This is the first year of the Bigfoot Weekend event in Mill Creek. It runs from Friday through Sunday, with different activities for each day.

“To be in the park after dark is quite something special. So tonight is for older kids and adults that are interested or curious,” Zocolo said.

Amy Bue is a local investigator who said she has had her own Bigfoot experiences. Now she travels to different areas looking for him and teaching others how to investigate.

“The first time I ever heard about the fact that — or the idea that Big Foot could be a real creature was after I saw something just right here in Mahoning County in 2012,” Bue said. “I was a passenger in a car going over Meander Reservoir and across the reservoir on the opposite side, holding onto a tree was what, immediately, what I thought looked like Bigfoot.”

On Friday, the group heard a little of Bue’s experiences, then split up to go searching through the park.

On Saturday, there will be some kid-friendly activities and Sunday, there will be a presentation on Bigfoot at the MetroParks Farm in Canfield.

Zocolo said Saturday’s event is full, but Sunday is open to the public and anyone can join.

For more information on the events, you can visit their Facebook event page.

Bue also encourages people to reach out to her with their own experiences. Her email address is bigfootamy@gmail.com.

BIGFOOT-THEMED WEEKEND PLANNED AT MILL CREEK METROPARKS

WFMJ.com News weather sports for Youngstown-Warren Ohio

Mill Creek MetroParks hosts first Bigfoot weekend family event

Mill Creek MetroParks is hosting its first Bigfoot weekend.

Local Bigfoot investigator and educator Amy Bue will share her knowledge on how to conduct an investigation and how to collect evidence.

Bue will also share her own experience of what she says is a Bigfoot sighting.

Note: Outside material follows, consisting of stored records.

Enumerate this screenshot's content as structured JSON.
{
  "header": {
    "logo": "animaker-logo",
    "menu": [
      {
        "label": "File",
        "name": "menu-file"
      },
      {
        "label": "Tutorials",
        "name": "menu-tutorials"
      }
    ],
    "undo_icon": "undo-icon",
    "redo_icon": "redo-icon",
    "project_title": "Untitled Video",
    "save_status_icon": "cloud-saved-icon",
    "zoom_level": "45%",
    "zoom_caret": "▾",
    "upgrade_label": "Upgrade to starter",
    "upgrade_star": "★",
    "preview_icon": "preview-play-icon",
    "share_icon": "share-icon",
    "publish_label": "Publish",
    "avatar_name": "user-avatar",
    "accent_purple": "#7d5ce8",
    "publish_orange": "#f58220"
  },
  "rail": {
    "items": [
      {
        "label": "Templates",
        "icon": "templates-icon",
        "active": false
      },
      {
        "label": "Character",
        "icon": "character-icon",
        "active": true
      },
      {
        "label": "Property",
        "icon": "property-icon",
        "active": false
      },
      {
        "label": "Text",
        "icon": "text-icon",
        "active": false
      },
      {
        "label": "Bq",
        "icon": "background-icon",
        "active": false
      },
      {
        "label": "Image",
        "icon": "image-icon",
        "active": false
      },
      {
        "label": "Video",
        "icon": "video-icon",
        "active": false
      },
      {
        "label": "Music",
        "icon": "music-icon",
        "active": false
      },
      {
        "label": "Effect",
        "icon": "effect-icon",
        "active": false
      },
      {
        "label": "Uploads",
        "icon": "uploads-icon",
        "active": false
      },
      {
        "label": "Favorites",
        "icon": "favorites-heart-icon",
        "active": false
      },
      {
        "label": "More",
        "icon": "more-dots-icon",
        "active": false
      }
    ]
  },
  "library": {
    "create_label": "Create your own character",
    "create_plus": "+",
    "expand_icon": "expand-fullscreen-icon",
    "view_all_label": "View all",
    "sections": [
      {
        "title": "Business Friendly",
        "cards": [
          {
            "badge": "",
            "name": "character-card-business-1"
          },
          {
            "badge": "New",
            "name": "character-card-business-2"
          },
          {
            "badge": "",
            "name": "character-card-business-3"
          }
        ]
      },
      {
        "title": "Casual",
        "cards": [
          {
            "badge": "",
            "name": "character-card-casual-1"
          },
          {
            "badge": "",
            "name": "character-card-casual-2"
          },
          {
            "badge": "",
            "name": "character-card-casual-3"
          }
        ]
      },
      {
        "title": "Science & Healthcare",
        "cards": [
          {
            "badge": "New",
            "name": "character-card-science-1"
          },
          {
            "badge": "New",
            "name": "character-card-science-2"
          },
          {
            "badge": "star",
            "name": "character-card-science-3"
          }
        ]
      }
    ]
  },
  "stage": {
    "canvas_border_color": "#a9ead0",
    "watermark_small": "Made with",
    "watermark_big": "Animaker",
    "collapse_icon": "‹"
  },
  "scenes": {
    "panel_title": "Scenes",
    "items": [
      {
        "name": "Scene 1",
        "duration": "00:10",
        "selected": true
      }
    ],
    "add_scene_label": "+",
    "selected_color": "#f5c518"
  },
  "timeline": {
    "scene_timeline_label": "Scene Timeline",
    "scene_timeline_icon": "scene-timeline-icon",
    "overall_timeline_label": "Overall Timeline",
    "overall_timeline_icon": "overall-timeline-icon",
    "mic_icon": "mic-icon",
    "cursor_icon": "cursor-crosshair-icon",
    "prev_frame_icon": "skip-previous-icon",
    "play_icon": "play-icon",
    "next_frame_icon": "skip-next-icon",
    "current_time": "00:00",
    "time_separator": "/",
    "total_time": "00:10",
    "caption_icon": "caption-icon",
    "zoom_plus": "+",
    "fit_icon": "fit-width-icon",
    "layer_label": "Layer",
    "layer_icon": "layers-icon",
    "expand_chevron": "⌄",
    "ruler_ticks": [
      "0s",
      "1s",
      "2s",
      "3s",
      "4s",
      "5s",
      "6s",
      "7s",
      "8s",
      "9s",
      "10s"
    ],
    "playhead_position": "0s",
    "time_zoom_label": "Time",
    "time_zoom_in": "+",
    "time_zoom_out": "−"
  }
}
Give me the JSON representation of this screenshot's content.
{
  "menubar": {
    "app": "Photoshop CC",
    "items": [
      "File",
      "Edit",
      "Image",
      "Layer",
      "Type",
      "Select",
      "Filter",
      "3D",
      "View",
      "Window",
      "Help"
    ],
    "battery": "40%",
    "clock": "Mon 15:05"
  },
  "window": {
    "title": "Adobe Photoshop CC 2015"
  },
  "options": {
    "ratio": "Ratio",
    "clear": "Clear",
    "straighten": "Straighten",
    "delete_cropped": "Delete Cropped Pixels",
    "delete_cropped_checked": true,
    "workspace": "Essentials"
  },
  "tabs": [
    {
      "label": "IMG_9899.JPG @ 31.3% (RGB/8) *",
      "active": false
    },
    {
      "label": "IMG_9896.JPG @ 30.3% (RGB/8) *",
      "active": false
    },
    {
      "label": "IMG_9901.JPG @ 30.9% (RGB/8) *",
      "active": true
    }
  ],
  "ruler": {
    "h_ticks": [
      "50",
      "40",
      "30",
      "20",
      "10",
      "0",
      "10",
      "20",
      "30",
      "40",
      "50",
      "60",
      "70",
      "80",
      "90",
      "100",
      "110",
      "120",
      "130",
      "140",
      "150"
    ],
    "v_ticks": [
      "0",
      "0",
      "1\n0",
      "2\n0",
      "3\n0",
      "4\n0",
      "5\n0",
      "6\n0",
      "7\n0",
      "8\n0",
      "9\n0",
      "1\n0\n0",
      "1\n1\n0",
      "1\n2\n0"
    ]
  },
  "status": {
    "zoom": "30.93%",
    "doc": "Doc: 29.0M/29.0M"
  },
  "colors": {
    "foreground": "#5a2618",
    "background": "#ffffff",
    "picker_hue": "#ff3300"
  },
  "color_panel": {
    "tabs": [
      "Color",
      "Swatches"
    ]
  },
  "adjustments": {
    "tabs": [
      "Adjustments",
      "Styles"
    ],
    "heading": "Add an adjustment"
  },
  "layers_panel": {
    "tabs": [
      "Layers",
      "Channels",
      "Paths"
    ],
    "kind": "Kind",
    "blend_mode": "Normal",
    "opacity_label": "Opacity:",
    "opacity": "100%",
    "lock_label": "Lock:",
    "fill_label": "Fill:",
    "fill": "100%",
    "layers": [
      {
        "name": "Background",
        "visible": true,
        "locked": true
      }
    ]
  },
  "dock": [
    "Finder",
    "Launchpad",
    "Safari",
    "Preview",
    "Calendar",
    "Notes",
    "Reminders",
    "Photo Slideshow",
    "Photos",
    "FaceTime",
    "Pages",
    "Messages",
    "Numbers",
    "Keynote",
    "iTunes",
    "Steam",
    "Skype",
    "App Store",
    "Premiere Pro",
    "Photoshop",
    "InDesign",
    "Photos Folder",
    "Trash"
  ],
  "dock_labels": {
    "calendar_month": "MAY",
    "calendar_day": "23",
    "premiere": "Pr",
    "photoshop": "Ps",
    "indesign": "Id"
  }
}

The family-fun events include:

Night investigation – Fri. Oct. 4 from 6 to 8 p.m. (For teens and adults; includes s’mores around the campfire)

Kid-friendly stations – Sat. Oct. 5 from 4 to 6 p.m. (includes their own investigation and campfire)

“Bigfoot: Fact or Fiction?” presentation – Sun. Oct. 6 from 3 to 4:30 p.m. (Bue will share her own sighting that she says took place in Mahoning County)

Space is limited for the event. Call Fellows Riverside Gardens at (330) 740-7116 for more information on fees and registration or visit www.millcreekmetroparks.org.

Full article at wkbn.com

Mill Creek Park hopes new technology could prevent algae growth and fish kills

A Youngstown-based environmental company is running some tests around Mill Creek Park for the next few weeks, trying to find ways to kill off dangerous algae.

Green Water Solutions will be testing a new technology around Lake Newport over the next few weeks, using a system that puts more oxygen into waterways.

“A new form of aeration, similar to what we just installed at the Lily Pond,” said Nick Derico, natural resources steward at Mill Creek. “That system was designed to run 24 hours a day, 365. This will be more of a limited treatment period.”

The system doesn’t use hazardous chemicals. Instead, it sprays tiny ozone bubbles into the water.

“The technology is injecting ozone, infused into the nanobubbles,” said Chris Antinone, Jr., with Green Water Solutions. “The nanobubbles sink into the water. One of the things we are trying to do here is put it in downstream, let the nanobubbles come upstream, and see how far they work and how well it works coming up.”

The ozone turns into oxygen, and cleans out some of the nitrogen and other pollutants algae need to grow.

It’s being done in late summer because that’s when algae blooms are the worst.

Scientists from Youngstown State and federal agencies will monitor the results.

“They’re going to look at what’s in the water and what did we take out of the water,” Antinone said.

The park is interested to see how the project turns out. It’s been tested before at Mosquito Lake and in Florida.

This could be a way to control the dangerous bacterial growth like the one that killed thousands of fish in the park in 2015.

“In theory, it is possible,” Derico said. “I don’t want to say a solution, but it could help control those bacterias.”

The company will track nanobubbles down through the park’s waterways and see how far they travel.

Full article at wkbn.com